### Your task
Return the records below in full. Keep every word exact and skip the images.

(App and web page records)
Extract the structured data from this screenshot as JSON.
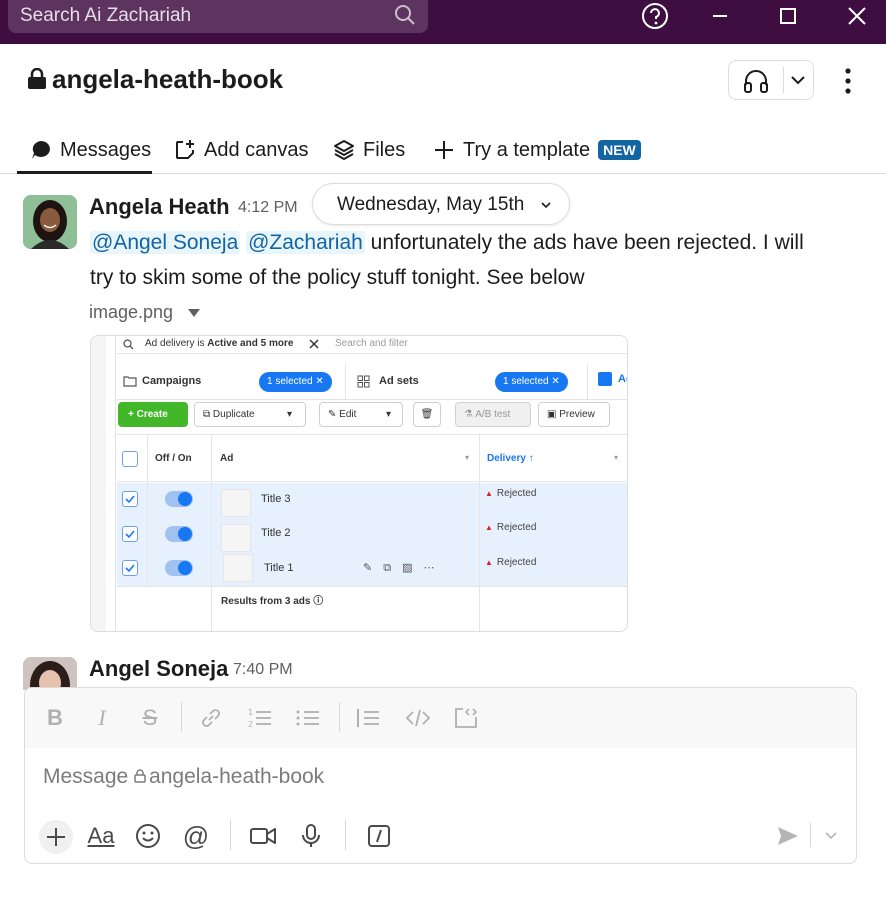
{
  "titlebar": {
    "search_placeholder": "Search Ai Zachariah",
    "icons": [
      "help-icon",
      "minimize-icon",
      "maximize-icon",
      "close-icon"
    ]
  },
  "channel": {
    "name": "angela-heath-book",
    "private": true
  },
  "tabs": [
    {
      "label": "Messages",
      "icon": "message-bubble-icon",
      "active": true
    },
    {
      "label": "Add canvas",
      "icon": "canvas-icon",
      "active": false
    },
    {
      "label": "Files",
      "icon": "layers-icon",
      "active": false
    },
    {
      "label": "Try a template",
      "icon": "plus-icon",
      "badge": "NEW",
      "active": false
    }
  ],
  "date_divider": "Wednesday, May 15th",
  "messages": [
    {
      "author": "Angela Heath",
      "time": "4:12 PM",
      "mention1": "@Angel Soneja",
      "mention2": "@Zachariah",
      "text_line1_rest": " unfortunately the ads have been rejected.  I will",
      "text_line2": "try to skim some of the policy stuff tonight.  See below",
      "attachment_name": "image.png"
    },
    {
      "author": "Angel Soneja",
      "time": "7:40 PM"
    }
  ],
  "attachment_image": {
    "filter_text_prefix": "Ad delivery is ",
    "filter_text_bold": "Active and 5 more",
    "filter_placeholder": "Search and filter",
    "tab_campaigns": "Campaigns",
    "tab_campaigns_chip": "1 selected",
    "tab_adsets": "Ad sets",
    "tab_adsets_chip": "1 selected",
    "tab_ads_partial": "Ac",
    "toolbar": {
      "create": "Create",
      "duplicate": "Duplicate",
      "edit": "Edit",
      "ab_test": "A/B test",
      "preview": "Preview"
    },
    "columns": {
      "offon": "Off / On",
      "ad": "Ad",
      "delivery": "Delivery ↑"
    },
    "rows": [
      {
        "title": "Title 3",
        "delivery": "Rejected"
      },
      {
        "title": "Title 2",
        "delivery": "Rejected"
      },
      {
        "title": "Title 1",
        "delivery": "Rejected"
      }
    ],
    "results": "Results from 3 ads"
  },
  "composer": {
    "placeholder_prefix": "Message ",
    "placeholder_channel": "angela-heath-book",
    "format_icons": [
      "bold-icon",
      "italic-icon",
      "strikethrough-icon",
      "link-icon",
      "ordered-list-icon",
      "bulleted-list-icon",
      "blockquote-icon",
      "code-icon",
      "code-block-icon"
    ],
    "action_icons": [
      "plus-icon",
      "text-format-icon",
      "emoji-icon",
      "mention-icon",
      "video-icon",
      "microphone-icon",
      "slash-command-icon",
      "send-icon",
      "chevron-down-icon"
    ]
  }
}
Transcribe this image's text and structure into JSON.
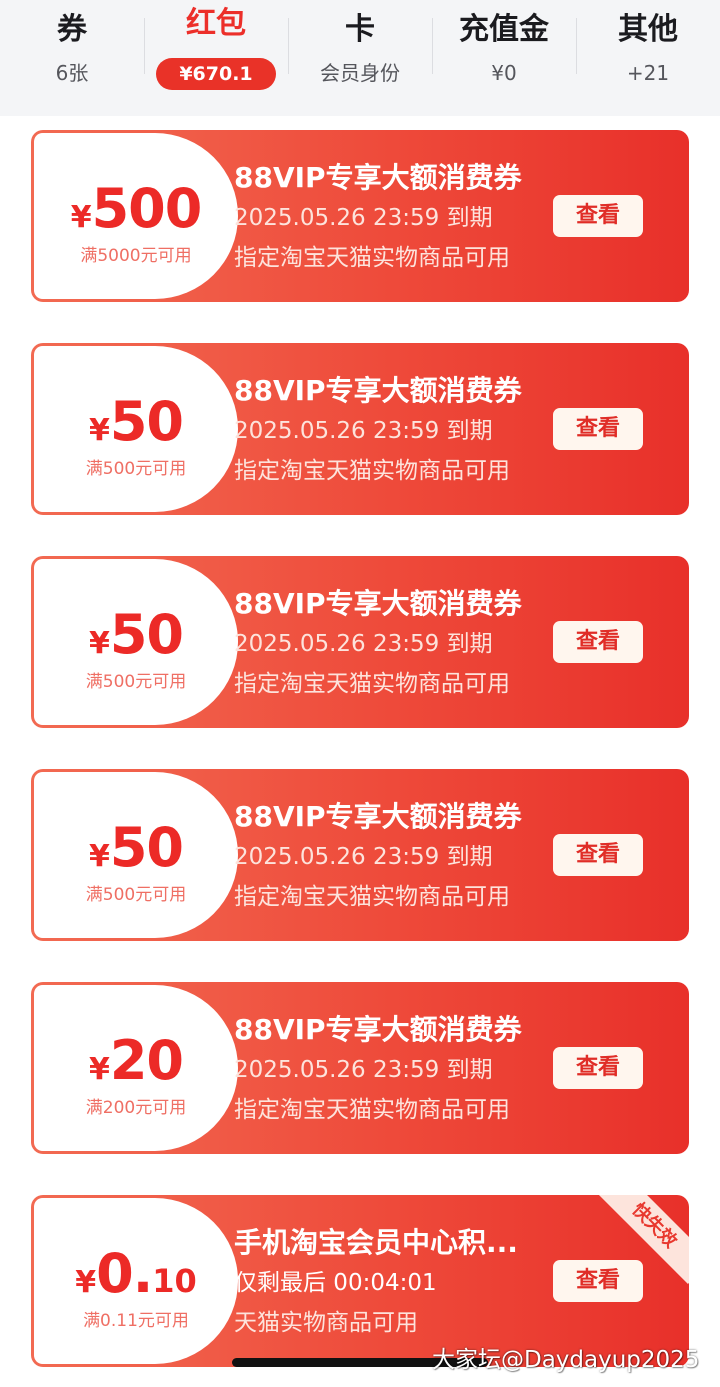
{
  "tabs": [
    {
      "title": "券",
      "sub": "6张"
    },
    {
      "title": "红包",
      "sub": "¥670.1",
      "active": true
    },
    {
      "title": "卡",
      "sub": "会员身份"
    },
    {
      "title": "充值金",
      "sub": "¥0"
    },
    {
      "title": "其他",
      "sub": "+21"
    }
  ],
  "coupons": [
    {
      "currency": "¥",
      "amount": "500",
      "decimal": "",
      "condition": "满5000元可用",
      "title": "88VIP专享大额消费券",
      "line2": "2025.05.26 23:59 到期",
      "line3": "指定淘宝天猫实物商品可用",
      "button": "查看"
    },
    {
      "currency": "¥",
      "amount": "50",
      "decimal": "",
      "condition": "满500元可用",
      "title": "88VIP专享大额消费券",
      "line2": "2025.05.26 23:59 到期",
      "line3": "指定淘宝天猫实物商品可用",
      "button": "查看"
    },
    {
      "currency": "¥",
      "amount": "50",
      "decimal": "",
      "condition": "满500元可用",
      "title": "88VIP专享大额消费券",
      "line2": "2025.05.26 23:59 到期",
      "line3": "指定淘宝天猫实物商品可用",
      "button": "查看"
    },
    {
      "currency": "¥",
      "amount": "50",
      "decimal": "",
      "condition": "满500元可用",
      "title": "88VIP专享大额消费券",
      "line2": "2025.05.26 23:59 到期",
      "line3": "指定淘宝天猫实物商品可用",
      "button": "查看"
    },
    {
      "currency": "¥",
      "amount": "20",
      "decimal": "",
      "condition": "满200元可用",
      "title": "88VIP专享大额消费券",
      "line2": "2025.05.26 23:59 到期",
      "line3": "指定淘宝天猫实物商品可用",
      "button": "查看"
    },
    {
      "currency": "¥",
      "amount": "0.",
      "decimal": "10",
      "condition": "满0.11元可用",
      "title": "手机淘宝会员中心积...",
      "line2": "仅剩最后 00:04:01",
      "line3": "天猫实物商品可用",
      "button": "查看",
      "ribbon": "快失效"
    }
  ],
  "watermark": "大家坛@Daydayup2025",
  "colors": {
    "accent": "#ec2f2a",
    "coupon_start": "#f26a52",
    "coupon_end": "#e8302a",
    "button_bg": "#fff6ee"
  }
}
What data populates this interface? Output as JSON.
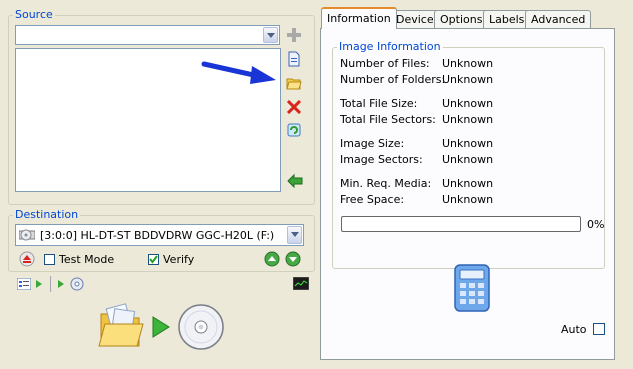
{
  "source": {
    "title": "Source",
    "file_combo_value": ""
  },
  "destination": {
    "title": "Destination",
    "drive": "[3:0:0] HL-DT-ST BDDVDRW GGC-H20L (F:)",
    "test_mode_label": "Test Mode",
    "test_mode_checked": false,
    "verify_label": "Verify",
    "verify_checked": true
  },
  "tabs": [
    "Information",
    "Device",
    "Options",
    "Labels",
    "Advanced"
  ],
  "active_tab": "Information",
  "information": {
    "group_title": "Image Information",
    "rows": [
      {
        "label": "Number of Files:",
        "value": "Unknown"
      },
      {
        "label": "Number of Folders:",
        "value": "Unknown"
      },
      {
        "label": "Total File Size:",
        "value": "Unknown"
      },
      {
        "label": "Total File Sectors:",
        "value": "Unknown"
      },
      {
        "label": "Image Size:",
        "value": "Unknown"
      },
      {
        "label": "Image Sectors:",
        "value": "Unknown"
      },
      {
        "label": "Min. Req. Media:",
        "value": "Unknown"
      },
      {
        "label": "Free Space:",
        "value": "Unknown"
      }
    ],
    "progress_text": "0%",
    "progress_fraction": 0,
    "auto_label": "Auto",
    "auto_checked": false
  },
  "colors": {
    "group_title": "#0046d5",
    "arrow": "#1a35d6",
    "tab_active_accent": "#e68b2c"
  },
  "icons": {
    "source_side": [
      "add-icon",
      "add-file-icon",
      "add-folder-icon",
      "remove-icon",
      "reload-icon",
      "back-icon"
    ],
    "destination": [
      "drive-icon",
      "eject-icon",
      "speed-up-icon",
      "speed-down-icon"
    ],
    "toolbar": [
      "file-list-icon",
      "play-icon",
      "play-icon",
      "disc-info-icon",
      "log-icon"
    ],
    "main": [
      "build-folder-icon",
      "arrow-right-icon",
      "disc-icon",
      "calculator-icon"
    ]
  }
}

### Task solution
Extract the structured data from this screenshot as JSON.
{
  "titlebar": {
    "search_placeholder": "Search Ai Zachariah",
    "icons": [
      "help-icon",
      "minimize-icon",
      "maximize-icon",
      "close-icon"
    ]
  },
  "channel": {
    "name": "angela-heath-book",
    "private": true
  },
  "tabs": [
    {
      "label": "Messages",
      "icon": "message-bubble-icon",
      "active": true
    },
    {
      "label": "Add canvas",
      "icon": "canvas-icon",
      "active": false
    },
    {
      "label": "Files",
      "icon": "layers-icon",
      "active": false
    },
    {
      "label": "Try a template",
      "icon": "plus-icon",
      "badge": "NEW",
      "active": false
    }
  ],
  "date_divider": "Wednesday, May 15th",
  "messages": [
    {
      "author": "Angela Heath",
      "time": "4:12 PM",
      "mention1": "@Angel Soneja",
      "mention2": "@Zachariah",
      "text_line1_rest": " unfortunately the ads have been rejected.  I will",
      "text_line2": "try to skim some of the policy stuff tonight.  See below",
      "attachment_name": "image.png"
    },
    {
      "author": "Angel Soneja",
      "time": "7:40 PM"
    }
  ],
  "attachment_image": {
    "filter_text_prefix": "Ad delivery is ",
    "filter_text_bold": "Active and 5 more",
    "filter_placeholder": "Search and filter",
    "tab_campaigns": "Campaigns",
    "tab_campaigns_chip": "1 selected",
    "tab_adsets": "Ad sets",
    "tab_adsets_chip": "1 selected",
    "tab_ads_partial": "Ac",
    "toolbar": {
      "create": "Create",
      "duplicate": "Duplicate",
      "edit": "Edit",
      "ab_test": "A/B test",
      "preview": "Preview"
    },
    "columns": {
      "offon": "Off / On",
      "ad": "Ad",
      "delivery": "Delivery ↑"
    },
    "rows": [
      {
        "title": "Title 3",
        "delivery": "Rejected"
      },
      {
        "title": "Title 2",
        "delivery": "Rejected"
      },
      {
        "title": "Title 1",
        "delivery": "Rejected"
      }
    ],
    "results": "Results from 3 ads"
  },
  "composer": {
    "placeholder_prefix": "Message ",
    "placeholder_channel": "angela-heath-book",
    "format_icons": [
      "bold-icon",
      "italic-icon",
      "strikethrough-icon",
      "link-icon",
      "ordered-list-icon",
      "bulleted-list-icon",
      "blockquote-icon",
      "code-icon",
      "code-block-icon"
    ],
    "action_icons": [
      "plus-icon",
      "text-format-icon",
      "emoji-icon",
      "mention-icon",
      "video-icon",
      "microphone-icon",
      "slash-command-icon",
      "send-icon",
      "chevron-down-icon"
    ]
  }
}
Transcribe this image's text and structure into JSON.
{
  "tabs": [
    {
      "title": "券",
      "sub": "6张"
    },
    {
      "title": "红包",
      "sub": "¥670.1",
      "active": true
    },
    {
      "title": "卡",
      "sub": "会员身份"
    },
    {
      "title": "充值金",
      "sub": "¥0"
    },
    {
      "title": "其他",
      "sub": "+21"
    }
  ],
  "coupons": [
    {
      "currency": "¥",
      "amount": "500",
      "decimal": "",
      "condition": "满5000元可用",
      "title": "88VIP专享大额消费券",
      "line2": "2025.05.26 23:59 到期",
      "line3": "指定淘宝天猫实物商品可用",
      "button": "查看"
    },
    {
      "currency": "¥",
      "amount": "50",
      "decimal": "",
      "condition": "满500元可用",
      "title": "88VIP专享大额消费券",
      "line2": "2025.05.26 23:59 到期",
      "line3": "指定淘宝天猫实物商品可用",
      "button": "查看"
    },
    {
      "currency": "¥",
      "amount": "50",
      "decimal": "",
      "condition": "满500元可用",
      "title": "88VIP专享大额消费券",
      "line2": "2025.05.26 23:59 到期",
      "line3": "指定淘宝天猫实物商品可用",
      "button": "查看"
    },
    {
      "currency": "¥",
      "amount": "50",
      "decimal": "",
      "condition": "满500元可用",
      "title": "88VIP专享大额消费券",
      "line2": "2025.05.26 23:59 到期",
      "line3": "指定淘宝天猫实物商品可用",
      "button": "查看"
    },
    {
      "currency": "¥",
      "amount": "20",
      "decimal": "",
      "condition": "满200元可用",
      "title": "88VIP专享大额消费券",
      "line2": "2025.05.26 23:59 到期",
      "line3": "指定淘宝天猫实物商品可用",
      "button": "查看"
    },
    {
      "currency": "¥",
      "amount": "0.",
      "decimal": "10",
      "condition": "满0.11元可用",
      "title": "手机淘宝会员中心积...",
      "line2": "仅剩最后 00:04:01",
      "line3": "天猫实物商品可用",
      "button": "查看",
      "ribbon": "快失效"
    }
  ],
  "watermark": "大家坛@Daydayup2025",
  "colors": {
    "accent": "#ec2f2a",
    "coupon_start": "#f26a52",
    "coupon_end": "#e8302a",
    "button_bg": "#fff6ee"
  }
}
What data populates this interface? Output as JSON.
{
  "source": {
    "title": "Source",
    "file_combo_value": ""
  },
  "destination": {
    "title": "Destination",
    "drive": "[3:0:0] HL-DT-ST BDDVDRW GGC-H20L (F:)",
    "test_mode_label": "Test Mode",
    "test_mode_checked": false,
    "verify_label": "Verify",
    "verify_checked": true
  },
  "tabs": [
    "Information",
    "Device",
    "Options",
    "Labels",
    "Advanced"
  ],
  "active_tab": "Information",
  "information": {
    "group_title": "Image Information",
    "rows": [
      {
        "label": "Number of Files:",
        "value": "Unknown"
      },
      {
        "label": "Number of Folders:",
        "value": "Unknown"
      },
      {
        "label": "Total File Size:",
        "value": "Unknown"
      },
      {
        "label": "Total File Sectors:",
        "value": "Unknown"
      },
      {
        "label": "Image Size:",
        "value": "Unknown"
      },
      {
        "label": "Image Sectors:",
        "value": "Unknown"
      },
      {
        "label": "Min. Req. Media:",
        "value": "Unknown"
      },
      {
        "label": "Free Space:",
        "value": "Unknown"
      }
    ],
    "progress_text": "0%",
    "progress_fraction": 0,
    "auto_label": "Auto",
    "auto_checked": false
  },
  "colors": {
    "group_title": "#0046d5",
    "arrow": "#1a35d6",
    "tab_active_accent": "#e68b2c"
  },
  "icons": {
    "source_side": [
      "add-icon",
      "add-file-icon",
      "add-folder-icon",
      "remove-icon",
      "reload-icon",
      "back-icon"
    ],
    "destination": [
      "drive-icon",
      "eject-icon",
      "speed-up-icon",
      "speed-down-icon"
    ],
    "toolbar": [
      "file-list-icon",
      "play-icon",
      "play-icon",
      "disc-info-icon",
      "log-icon"
    ],
    "main": [
      "build-folder-icon",
      "arrow-right-icon",
      "disc-icon",
      "calculator-icon"
    ]
  }
}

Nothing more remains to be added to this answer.